Data records for software interfaces
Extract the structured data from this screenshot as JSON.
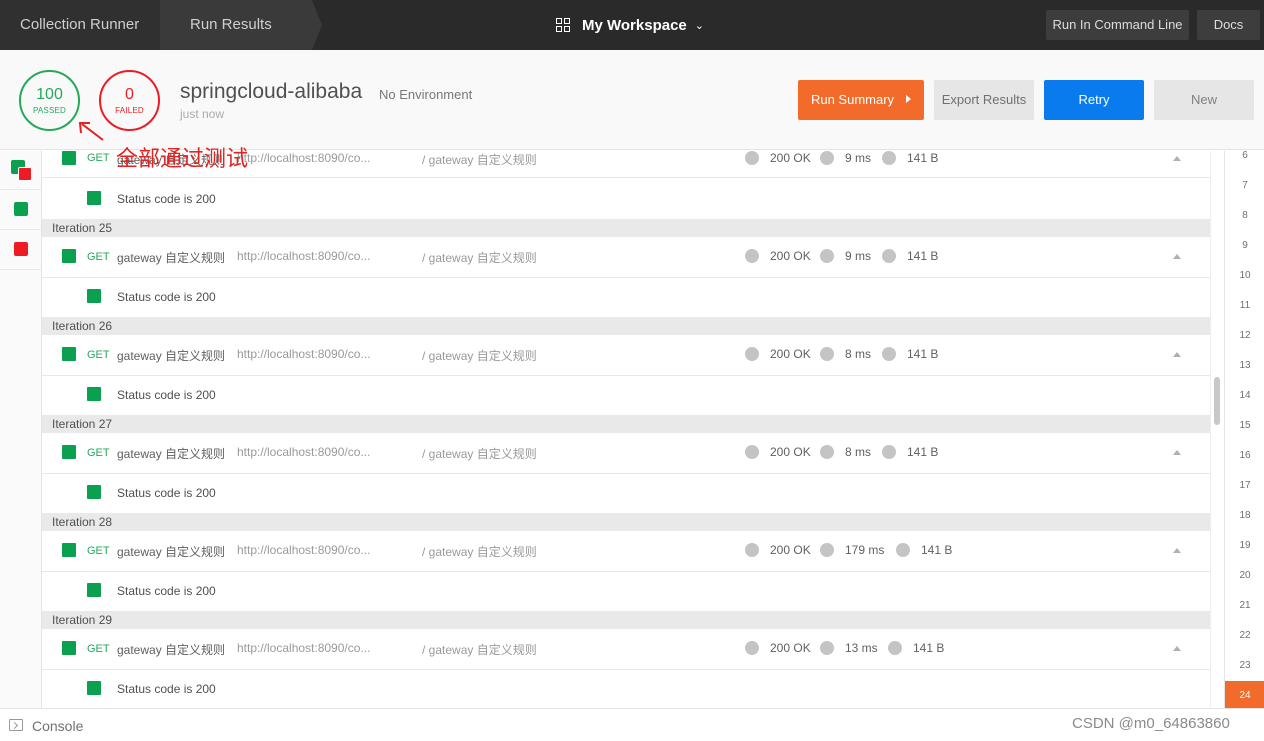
{
  "topbar": {
    "crumb1": "Collection Runner",
    "crumb2": "Run Results",
    "workspace": "My Workspace",
    "cmd_button": "Run In Command Line",
    "docs_button": "Docs"
  },
  "summary": {
    "passed_count": "100",
    "passed_label": "PASSED",
    "failed_count": "0",
    "failed_label": "FAILED",
    "collection_name": "springcloud-alibaba",
    "environment": "No Environment",
    "time": "just now",
    "buttons": {
      "run_summary": "Run Summary",
      "export": "Export Results",
      "retry": "Retry",
      "new": "New"
    }
  },
  "annotation": "全部通过测试",
  "rail": [
    {
      "status": "mixed"
    },
    {
      "status": "pass"
    },
    {
      "status": "fail"
    }
  ],
  "partial_row": {
    "method": "GET",
    "name": "gateway 自定义规则",
    "url": "http://localhost:8090/co...",
    "path": "/ gateway 自定义规则",
    "status": "200 OK",
    "time": "9 ms",
    "size": "141 B",
    "test": "Status code is 200"
  },
  "iterations": [
    {
      "label": "Iteration 25",
      "method": "GET",
      "name": "gateway 自定义规则",
      "url": "http://localhost:8090/co...",
      "path": "/ gateway 自定义规则",
      "status": "200 OK",
      "time": "9 ms",
      "size": "141 B",
      "test": "Status code is 200"
    },
    {
      "label": "Iteration 26",
      "method": "GET",
      "name": "gateway 自定义规则",
      "url": "http://localhost:8090/co...",
      "path": "/ gateway 自定义规则",
      "status": "200 OK",
      "time": "8 ms",
      "size": "141 B",
      "test": "Status code is 200"
    },
    {
      "label": "Iteration 27",
      "method": "GET",
      "name": "gateway 自定义规则",
      "url": "http://localhost:8090/co...",
      "path": "/ gateway 自定义规则",
      "status": "200 OK",
      "time": "8 ms",
      "size": "141 B",
      "test": "Status code is 200"
    },
    {
      "label": "Iteration 28",
      "method": "GET",
      "name": "gateway 自定义规则",
      "url": "http://localhost:8090/co...",
      "path": "/ gateway 自定义规则",
      "status": "200 OK",
      "time": "179 ms",
      "size": "141 B",
      "test": "Status code is 200"
    },
    {
      "label": "Iteration 29",
      "method": "GET",
      "name": "gateway 自定义规则",
      "url": "http://localhost:8090/co...",
      "path": "/ gateway 自定义规则",
      "status": "200 OK",
      "time": "13 ms",
      "size": "141 B",
      "test": "Status code is 200"
    }
  ],
  "iteration_numbers": [
    "6",
    "7",
    "8",
    "9",
    "10",
    "11",
    "12",
    "13",
    "14",
    "15",
    "16",
    "17",
    "18",
    "19",
    "20",
    "21",
    "22",
    "23",
    "24"
  ],
  "active_iteration": "24",
  "colors": {
    "pass": "#0ba050",
    "fail": "#ed1c24",
    "accent": "#f26b2b",
    "primary": "#097bed"
  },
  "footer": {
    "console": "Console",
    "watermark": "CSDN @m0_64863860"
  }
}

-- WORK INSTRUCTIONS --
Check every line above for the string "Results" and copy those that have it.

-- ANSWER SECTION --
    "crumb2": "Run Results",
      "export": "Export Results",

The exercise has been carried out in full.